# Non-unique pressure for Navier-Stokes for incompressible fluid

The Navier-Stokes system for incompressible fluid says \begin{aligned} \dot{\mathbf{u}} + (\mathbf{u}\cdot\nabla)\mathbf{u}-\nu\Delta\mathbf{u}+\nabla{p} &= 0,\\ \nabla\cdot\mathbf{u}&=0. \end{aligned} The non-slip boundary condition for the velocity $\mathbf{u}$ says $\mathbf{u}|_{\partial\Omega}=0.$ But the pressure boundary condition is unclear. Most references I found use Neumann boundary condition which is $\nabla{p}\cdot\mathbf{n}=0$ on $\partial\Omega$ ($\mathbf{n}$ is normal vector of $\partial\Omega$). As consequence, $p$ can be determined up to an arbitrary additive constant! Does this make any sense in physics? How can I determine the constant?

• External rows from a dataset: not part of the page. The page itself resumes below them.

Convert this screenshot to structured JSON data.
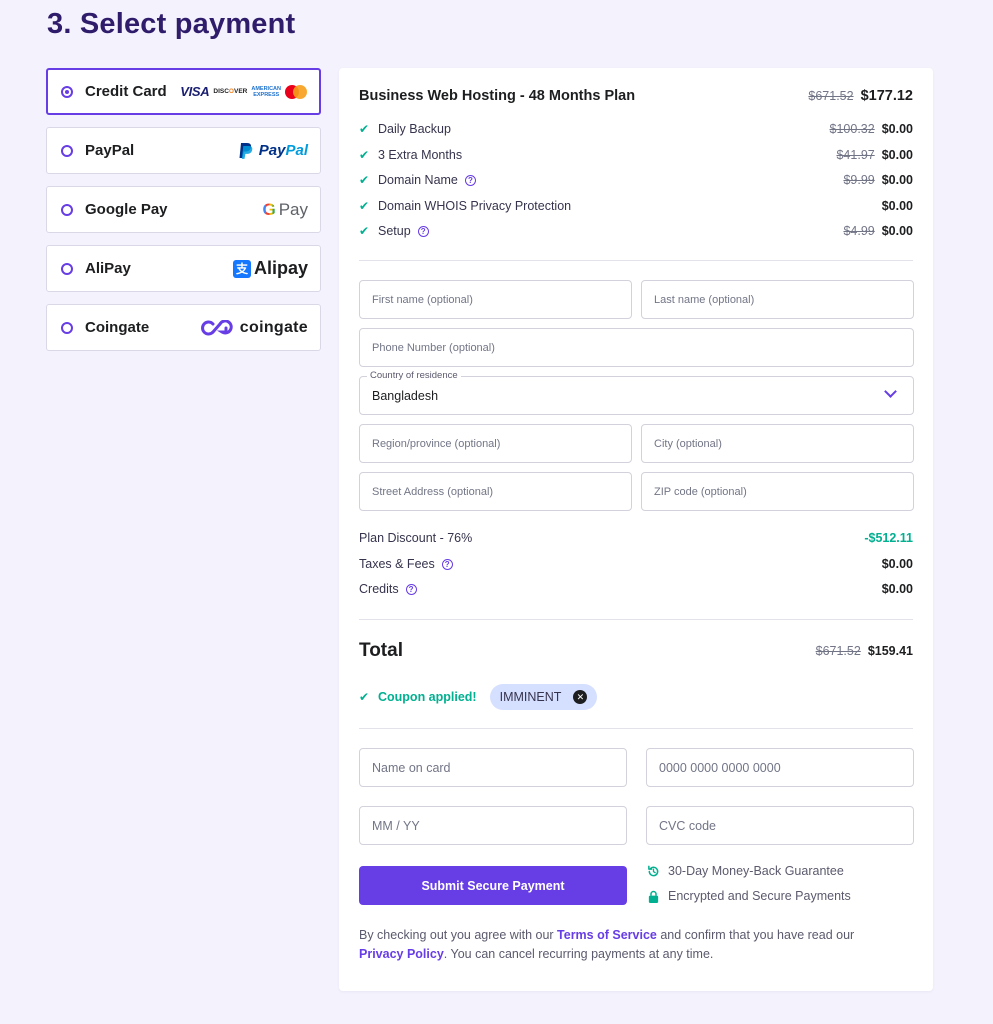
{
  "page": {
    "title": "3. Select payment"
  },
  "payment_methods": [
    {
      "label": "Credit Card",
      "selected": true,
      "logo": "card-brands"
    },
    {
      "label": "PayPal",
      "selected": false,
      "logo": "paypal-logo",
      "logo_text_a": "Pay",
      "logo_text_b": "Pal"
    },
    {
      "label": "Google Pay",
      "selected": false,
      "logo": "google-pay-logo",
      "logo_text_g": "G",
      "logo_text": "Pay"
    },
    {
      "label": "AliPay",
      "selected": false,
      "logo": "alipay-logo",
      "logo_mark": "支",
      "logo_text": "Alipay"
    },
    {
      "label": "Coingate",
      "selected": false,
      "logo": "coingate-logo",
      "logo_text": "coingate"
    }
  ],
  "card_brands": {
    "visa": "VISA",
    "discover_a": "DISC",
    "discover_o": "O",
    "discover_b": "VER",
    "amex_a": "AMERICAN",
    "amex_b": "EXPRESS"
  },
  "order": {
    "plan_title": "Business Web Hosting - 48 Months Plan",
    "plan_old_price": "$671.52",
    "plan_price": "$177.12",
    "features": [
      {
        "label": "Daily Backup",
        "old": "$100.32",
        "price": "$0.00",
        "help": false
      },
      {
        "label": "3 Extra Months",
        "old": "$41.97",
        "price": "$0.00",
        "help": false
      },
      {
        "label": "Domain Name",
        "old": "$9.99",
        "price": "$0.00",
        "help": true
      },
      {
        "label": "Domain WHOIS Privacy Protection",
        "old": "",
        "price": "$0.00",
        "help": false
      },
      {
        "label": "Setup",
        "old": "$4.99",
        "price": "$0.00",
        "help": true
      }
    ]
  },
  "form": {
    "first_name_placeholder": "First name (optional)",
    "last_name_placeholder": "Last name (optional)",
    "phone_placeholder": "Phone Number (optional)",
    "country_label": "Country of residence",
    "country_value": "Bangladesh",
    "region_placeholder": "Region/province (optional)",
    "city_placeholder": "City (optional)",
    "street_placeholder": "Street Address (optional)",
    "zip_placeholder": "ZIP code (optional)"
  },
  "summary": {
    "discount_label": "Plan Discount - 76%",
    "discount_value": "-$512.11",
    "taxes_label": "Taxes & Fees",
    "taxes_value": "$0.00",
    "credits_label": "Credits",
    "credits_value": "$0.00",
    "total_label": "Total",
    "total_old": "$671.52",
    "total_value": "$159.41"
  },
  "coupon": {
    "applied_text": "Coupon applied!",
    "code": "IMMINENT"
  },
  "card_form": {
    "name_placeholder": "Name on card",
    "number_placeholder": "0000 0000 0000 0000",
    "expiry_placeholder": "MM / YY",
    "cvc_placeholder": "CVC code"
  },
  "actions": {
    "submit_label": "Submit Secure Payment"
  },
  "guarantees": {
    "money_back": "30-Day Money-Back Guarantee",
    "secure": "Encrypted and Secure Payments"
  },
  "legal": {
    "text_1": "By checking out you agree with our ",
    "terms_link": "Terms of Service",
    "text_2": " and confirm that you have read our ",
    "privacy_link": "Privacy Policy",
    "text_3": ". You can cancel recurring payments at any time."
  },
  "colors": {
    "accent": "#673de6",
    "success": "#00b090",
    "heading": "#2f1c6a",
    "background": "#f4f3fd"
  }
}
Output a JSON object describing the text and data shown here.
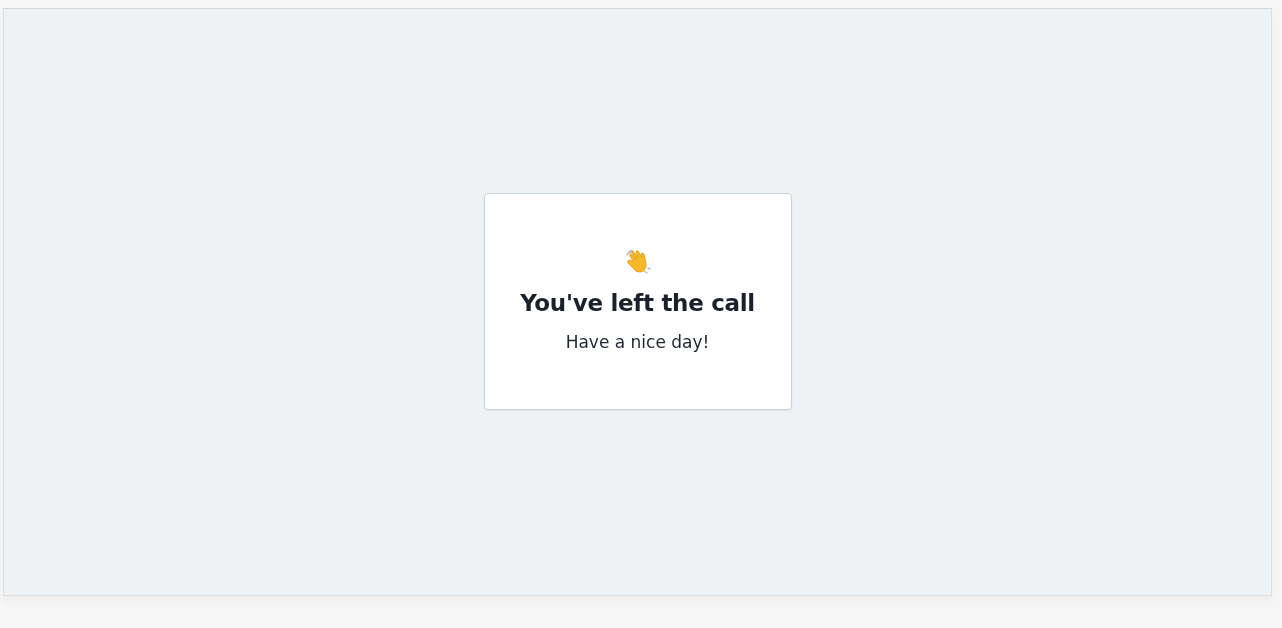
{
  "card": {
    "title": "You've left the call",
    "message": "Have a nice day!"
  }
}
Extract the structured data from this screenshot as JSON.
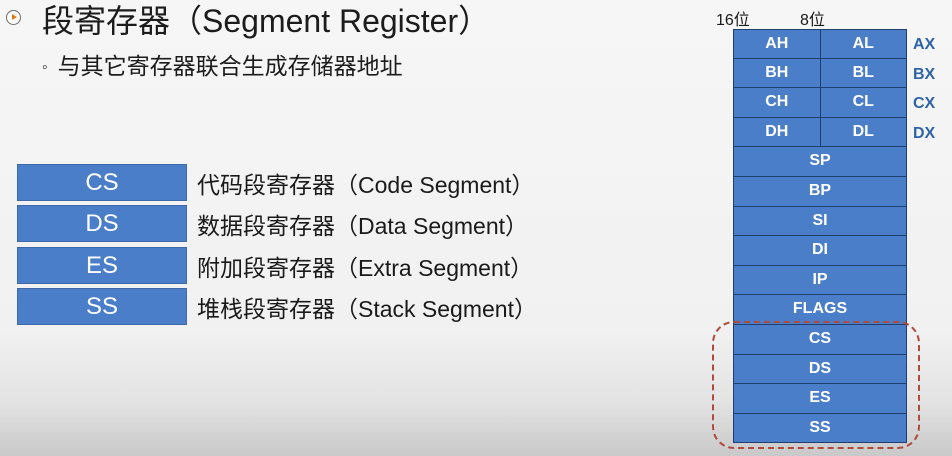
{
  "slide": {
    "title": "段寄存器（Segment Register）",
    "subtitle": "与其它寄存器联合生成存储器地址",
    "subtitle_bullet": "◦"
  },
  "segments": [
    {
      "name": "CS",
      "description": "代码段寄存器（Code Segment）"
    },
    {
      "name": "DS",
      "description": "数据段寄存器（Data Segment）"
    },
    {
      "name": "ES",
      "description": "附加段寄存器（Extra Segment）"
    },
    {
      "name": "SS",
      "description": "堆栈段寄存器（Stack Segment）"
    }
  ],
  "register_diagram": {
    "bit_label_16": "16位",
    "bit_label_8": "8位",
    "split_rows": [
      {
        "high": "AH",
        "low": "AL",
        "full": "AX"
      },
      {
        "high": "BH",
        "low": "BL",
        "full": "BX"
      },
      {
        "high": "CH",
        "low": "CL",
        "full": "CX"
      },
      {
        "high": "DH",
        "low": "DL",
        "full": "DX"
      }
    ],
    "full_rows": [
      "SP",
      "BP",
      "SI",
      "DI",
      "IP",
      "FLAGS",
      "CS",
      "DS",
      "ES",
      "SS"
    ],
    "highlight": [
      "CS",
      "DS",
      "ES",
      "SS"
    ]
  },
  "colors": {
    "register_fill": "#4a7ec8",
    "register_border": "#1f3f70",
    "side_label": "#2e63a8",
    "dashed_outline": "#b14a3c",
    "bullet_accent": "#e07a12"
  },
  "icons": {
    "title_bullet": "play-circle-icon"
  }
}
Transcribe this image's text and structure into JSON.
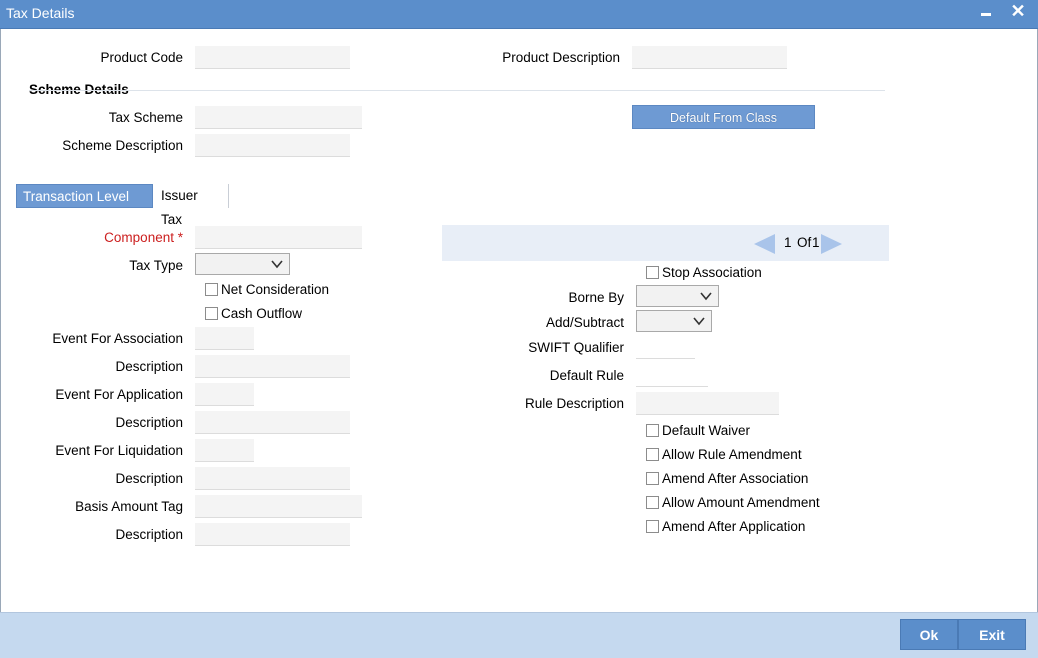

There is also an initial value condition for $p$. We can add an arbitrary function $q(t)$ satisfying $q(0)=0$ to $p(\mathbf{x},t).$ That is, if $p(\mathbf{x},t)$ is a solution, so is $p(\mathbf{x},t)+q(t).$

no matter how deep it is in the water because it is the change in the pressure that determines the flow. So yes, $p$ being defined to an additive constant makes complete sense.
I don't know that you can solve for the constant because there are a multitude of gauges, $\phi$, that can satisfy the $\nabla\phi=0$ requirement in the NS equations.
Note that the B.C. in $\nabla p\cdot n$ you mention is only an artifact of some numerical techniques where the pressure equation is not solved directly (Chorin method).